Once you have read the records below, print them again exactly as they stand.

◆ ◆ ◆ ◆

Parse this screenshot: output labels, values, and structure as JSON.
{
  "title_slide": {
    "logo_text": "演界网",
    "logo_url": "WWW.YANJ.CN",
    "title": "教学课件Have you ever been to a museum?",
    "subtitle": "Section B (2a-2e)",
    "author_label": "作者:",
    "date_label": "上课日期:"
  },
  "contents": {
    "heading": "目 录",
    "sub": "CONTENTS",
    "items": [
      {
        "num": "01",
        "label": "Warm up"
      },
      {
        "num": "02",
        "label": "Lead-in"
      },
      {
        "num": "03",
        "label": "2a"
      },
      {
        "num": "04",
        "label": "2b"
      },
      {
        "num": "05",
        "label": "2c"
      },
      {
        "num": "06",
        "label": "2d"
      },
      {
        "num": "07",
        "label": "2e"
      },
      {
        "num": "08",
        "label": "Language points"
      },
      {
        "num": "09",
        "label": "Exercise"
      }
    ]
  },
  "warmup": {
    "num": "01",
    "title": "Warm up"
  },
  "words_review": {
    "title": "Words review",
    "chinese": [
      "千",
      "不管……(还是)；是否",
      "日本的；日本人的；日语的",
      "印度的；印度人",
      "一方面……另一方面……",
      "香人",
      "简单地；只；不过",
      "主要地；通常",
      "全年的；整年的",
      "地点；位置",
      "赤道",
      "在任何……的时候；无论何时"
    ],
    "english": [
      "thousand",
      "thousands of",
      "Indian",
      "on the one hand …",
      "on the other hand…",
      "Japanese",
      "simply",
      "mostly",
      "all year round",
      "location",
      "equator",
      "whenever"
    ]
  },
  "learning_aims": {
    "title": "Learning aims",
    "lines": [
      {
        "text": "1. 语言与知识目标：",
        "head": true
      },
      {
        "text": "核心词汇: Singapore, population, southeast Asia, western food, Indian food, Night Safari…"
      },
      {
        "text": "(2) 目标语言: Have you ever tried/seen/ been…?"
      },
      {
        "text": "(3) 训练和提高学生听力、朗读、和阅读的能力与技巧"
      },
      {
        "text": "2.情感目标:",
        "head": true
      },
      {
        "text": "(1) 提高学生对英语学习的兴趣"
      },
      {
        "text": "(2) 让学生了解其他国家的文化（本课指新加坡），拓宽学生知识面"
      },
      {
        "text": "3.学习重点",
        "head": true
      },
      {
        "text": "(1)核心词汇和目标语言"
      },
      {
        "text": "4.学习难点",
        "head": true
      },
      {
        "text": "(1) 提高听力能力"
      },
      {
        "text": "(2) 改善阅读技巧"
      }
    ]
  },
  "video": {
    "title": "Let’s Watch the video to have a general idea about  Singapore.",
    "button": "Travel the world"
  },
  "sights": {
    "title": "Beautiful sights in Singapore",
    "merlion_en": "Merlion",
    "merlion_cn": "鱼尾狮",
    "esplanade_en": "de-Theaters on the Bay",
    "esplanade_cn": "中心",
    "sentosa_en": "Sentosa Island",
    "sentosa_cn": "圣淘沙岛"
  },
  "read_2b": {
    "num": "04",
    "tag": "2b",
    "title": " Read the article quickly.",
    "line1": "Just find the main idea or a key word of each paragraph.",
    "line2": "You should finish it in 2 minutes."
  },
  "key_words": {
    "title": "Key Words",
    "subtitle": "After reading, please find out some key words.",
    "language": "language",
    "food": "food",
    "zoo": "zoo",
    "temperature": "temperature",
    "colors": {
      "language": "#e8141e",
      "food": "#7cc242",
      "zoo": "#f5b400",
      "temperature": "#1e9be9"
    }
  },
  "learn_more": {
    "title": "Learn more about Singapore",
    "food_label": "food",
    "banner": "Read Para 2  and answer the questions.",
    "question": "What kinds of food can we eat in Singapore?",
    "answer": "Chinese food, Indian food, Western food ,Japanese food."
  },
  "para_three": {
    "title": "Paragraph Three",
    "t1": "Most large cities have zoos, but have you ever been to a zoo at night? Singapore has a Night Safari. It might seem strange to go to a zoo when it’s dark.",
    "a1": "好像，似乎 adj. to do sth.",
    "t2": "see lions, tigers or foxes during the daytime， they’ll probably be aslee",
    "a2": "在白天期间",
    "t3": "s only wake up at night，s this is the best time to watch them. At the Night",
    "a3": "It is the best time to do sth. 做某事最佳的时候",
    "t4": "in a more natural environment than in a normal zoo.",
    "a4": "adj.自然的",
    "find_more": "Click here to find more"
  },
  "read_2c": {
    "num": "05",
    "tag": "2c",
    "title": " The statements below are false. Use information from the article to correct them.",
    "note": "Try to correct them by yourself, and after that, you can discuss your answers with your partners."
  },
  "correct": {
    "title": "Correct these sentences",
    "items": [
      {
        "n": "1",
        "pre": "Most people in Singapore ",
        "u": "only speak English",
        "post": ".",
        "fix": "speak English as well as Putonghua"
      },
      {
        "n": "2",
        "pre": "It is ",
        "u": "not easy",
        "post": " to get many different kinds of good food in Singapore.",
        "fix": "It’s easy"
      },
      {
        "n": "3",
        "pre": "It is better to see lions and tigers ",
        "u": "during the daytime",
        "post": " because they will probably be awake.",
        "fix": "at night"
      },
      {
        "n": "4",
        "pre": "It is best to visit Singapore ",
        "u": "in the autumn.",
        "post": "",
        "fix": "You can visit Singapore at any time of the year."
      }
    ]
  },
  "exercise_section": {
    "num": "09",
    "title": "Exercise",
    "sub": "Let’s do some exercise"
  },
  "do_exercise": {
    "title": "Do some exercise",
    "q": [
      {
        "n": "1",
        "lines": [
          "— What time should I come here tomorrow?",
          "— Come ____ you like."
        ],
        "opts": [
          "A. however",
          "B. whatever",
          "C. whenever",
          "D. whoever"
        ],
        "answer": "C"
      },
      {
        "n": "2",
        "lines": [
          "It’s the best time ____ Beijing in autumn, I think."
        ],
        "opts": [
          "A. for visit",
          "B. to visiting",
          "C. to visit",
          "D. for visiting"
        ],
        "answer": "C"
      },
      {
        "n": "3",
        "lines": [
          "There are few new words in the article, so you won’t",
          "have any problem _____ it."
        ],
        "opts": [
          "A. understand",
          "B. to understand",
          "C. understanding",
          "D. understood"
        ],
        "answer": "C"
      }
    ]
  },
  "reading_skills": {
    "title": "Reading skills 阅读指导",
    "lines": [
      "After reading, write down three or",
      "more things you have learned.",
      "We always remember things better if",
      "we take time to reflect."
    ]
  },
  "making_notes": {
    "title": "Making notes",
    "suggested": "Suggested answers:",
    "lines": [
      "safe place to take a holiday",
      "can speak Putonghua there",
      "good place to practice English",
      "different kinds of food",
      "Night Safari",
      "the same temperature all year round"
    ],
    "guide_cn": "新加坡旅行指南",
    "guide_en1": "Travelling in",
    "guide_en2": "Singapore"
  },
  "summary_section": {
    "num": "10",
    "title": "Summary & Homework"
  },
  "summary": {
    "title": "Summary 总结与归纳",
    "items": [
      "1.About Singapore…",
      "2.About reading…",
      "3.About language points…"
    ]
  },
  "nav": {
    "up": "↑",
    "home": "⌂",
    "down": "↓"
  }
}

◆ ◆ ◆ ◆

> _Answer area_:
Parse this screenshot: output labels, values, and structure as JSON.
{
  "title_slide": {
    "logo_text": "演界网",
    "logo_url": "WWW.YANJ.CN",
    "title": "教学课件Have you ever been to a museum?",
    "subtitle": "Section B (2a-2e)",
    "author_label": "作者:",
    "date_label": "上课日期:"
  },
  "contents": {
    "heading": "目 录",
    "sub": "CONTENTS",
    "items": [
      {
        "num": "01",
        "label": "Warm up"
      },
      {
        "num": "02",
        "label": "Lead-in"
      },
      {
        "num": "03",
        "label": "2a"
      },
      {
        "num": "04",
        "label": "2b"
      },
      {
        "num": "05",
        "label": "2c"
      },
      {
        "num": "06",
        "label": "2d"
      },
      {
        "num": "07",
        "label": "2e"
      },
      {
        "num": "08",
        "label": "Language points"
      },
      {
        "num": "09",
        "label": "Exercise"
      }
    ]
  },
  "warmup": {
    "num": "01",
    "title": "Warm up"
  },
  "words_review": {
    "title": "Words review",
    "chinese": [
      "千",
      "不管……(还是)；是否",
      "日本的；日本人的；日语的",
      "印度的；印度人",
      "一方面……另一方面……",
      "香人",
      "简单地；只；不过",
      "主要地；通常",
      "全年的；整年的",
      "地点；位置",
      "赤道",
      "在任何……的时候；无论何时"
    ],
    "english": [
      "thousand",
      "thousands of",
      "Indian",
      "on the one hand …",
      "on the other hand…",
      "Japanese",
      "simply",
      "mostly",
      "all year round",
      "location",
      "equator",
      "whenever"
    ]
  },
  "learning_aims": {
    "title": "Learning aims",
    "lines": [
      {
        "text": "1. 语言与知识目标：",
        "head": true
      },
      {
        "text": "核心词汇: Singapore, population, southeast Asia, western food, Indian food, Night Safari…"
      },
      {
        "text": "(2) 目标语言: Have you ever tried/seen/ been…?"
      },
      {
        "text": "(3) 训练和提高学生听力、朗读、和阅读的能力与技巧"
      },
      {
        "text": "2.情感目标:",
        "head": true
      },
      {
        "text": "(1) 提高学生对英语学习的兴趣"
      },
      {
        "text": "(2) 让学生了解其他国家的文化（本课指新加坡），拓宽学生知识面"
      },
      {
        "text": "3.学习重点",
        "head": true
      },
      {
        "text": "(1)核心词汇和目标语言"
      },
      {
        "text": "4.学习难点",
        "head": true
      },
      {
        "text": "(1) 提高听力能力"
      },
      {
        "text": "(2) 改善阅读技巧"
      }
    ]
  },
  "video": {
    "title": "Let’s Watch the video to have a general idea about  Singapore.",
    "button": "Travel the world"
  },
  "sights": {
    "title": "Beautiful sights in Singapore",
    "merlion_en": "Merlion",
    "merlion_cn": "鱼尾狮",
    "esplanade_en": "de-Theaters on the Bay",
    "esplanade_cn": "中心",
    "sentosa_en": "Sentosa Island",
    "sentosa_cn": "圣淘沙岛"
  },
  "read_2b": {
    "num": "04",
    "tag": "2b",
    "title": " Read the article quickly.",
    "line1": "Just find the main idea or a key word of each paragraph.",
    "line2": "You should finish it in 2 minutes."
  },
  "key_words": {
    "title": "Key Words",
    "subtitle": "After reading, please find out some key words.",
    "language": "language",
    "food": "food",
    "zoo": "zoo",
    "temperature": "temperature",
    "colors": {
      "language": "#e8141e",
      "food": "#7cc242",
      "zoo": "#f5b400",
      "temperature": "#1e9be9"
    }
  },
  "learn_more": {
    "title": "Learn more about Singapore",
    "food_label": "food",
    "banner": "Read Para 2  and answer the questions.",
    "question": "What kinds of food can we eat in Singapore?",
    "answer": "Chinese food, Indian food, Western food ,Japanese food."
  },
  "para_three": {
    "title": "Paragraph Three",
    "t1": "Most large cities have zoos, but have you ever been to a zoo at night? Singapore has a Night Safari. It might seem strange to go to a zoo when it’s dark.",
    "a1": "好像，似乎 adj. to do sth.",
    "t2": "see lions, tigers or foxes during the daytime， they’ll probably be aslee",
    "a2": "在白天期间",
    "t3": "s only wake up at night，s this is the best time to watch them. At the Night",
    "a3": "It is the best time to do sth. 做某事最佳的时候",
    "t4": "in a more natural environment than in a normal zoo.",
    "a4": "adj.自然的",
    "find_more": "Click here to find more"
  },
  "read_2c": {
    "num": "05",
    "tag": "2c",
    "title": " The statements below are false. Use information from the article to correct them.",
    "note": "Try to correct them by yourself, and after that, you can discuss your answers with your partners."
  },
  "correct": {
    "title": "Correct these sentences",
    "items": [
      {
        "n": "1",
        "pre": "Most people in Singapore ",
        "u": "only speak English",
        "post": ".",
        "fix": "speak English as well as Putonghua"
      },
      {
        "n": "2",
        "pre": "It is ",
        "u": "not easy",
        "post": " to get many different kinds of good food in Singapore.",
        "fix": "It’s easy"
      },
      {
        "n": "3",
        "pre": "It is better to see lions and tigers ",
        "u": "during the daytime",
        "post": " because they will probably be awake.",
        "fix": "at night"
      },
      {
        "n": "4",
        "pre": "It is best to visit Singapore ",
        "u": "in the autumn.",
        "post": "",
        "fix": "You can visit Singapore at any time of the year."
      }
    ]
  },
  "exercise_section": {
    "num": "09",
    "title": "Exercise",
    "sub": "Let’s do some exercise"
  },
  "do_exercise": {
    "title": "Do some exercise",
    "q": [
      {
        "n": "1",
        "lines": [
          "— What time should I come here tomorrow?",
          "— Come ____ you like."
        ],
        "opts": [
          "A. however",
          "B. whatever",
          "C. whenever",
          "D. whoever"
        ],
        "answer": "C"
      },
      {
        "n": "2",
        "lines": [
          "It’s the best time ____ Beijing in autumn, I think."
        ],
        "opts": [
          "A. for visit",
          "B. to visiting",
          "C. to visit",
          "D. for visiting"
        ],
        "answer": "C"
      },
      {
        "n": "3",
        "lines": [
          "There are few new words in the article, so you won’t",
          "have any problem _____ it."
        ],
        "opts": [
          "A. understand",
          "B. to understand",
          "C. understanding",
          "D. understood"
        ],
        "answer": "C"
      }
    ]
  },
  "reading_skills": {
    "title": "Reading skills 阅读指导",
    "lines": [
      "After reading, write down three or",
      "more things you have learned.",
      "We always remember things better if",
      "we take time to reflect."
    ]
  },
  "making_notes": {
    "title": "Making notes",
    "suggested": "Suggested answers:",
    "lines": [
      "safe place to take a holiday",
      "can speak Putonghua there",
      "good place to practice English",
      "different kinds of food",
      "Night Safari",
      "the same temperature all year round"
    ],
    "guide_cn": "新加坡旅行指南",
    "guide_en1": "Travelling in",
    "guide_en2": "Singapore"
  },
  "summary_section": {
    "num": "10",
    "title": "Summary & Homework"
  },
  "summary": {
    "title": "Summary 总结与归纳",
    "items": [
      "1.About Singapore…",
      "2.About reading…",
      "3.About language points…"
    ]
  },
  "nav": {
    "up": "↑",
    "home": "⌂",
    "down": "↓"
  }
}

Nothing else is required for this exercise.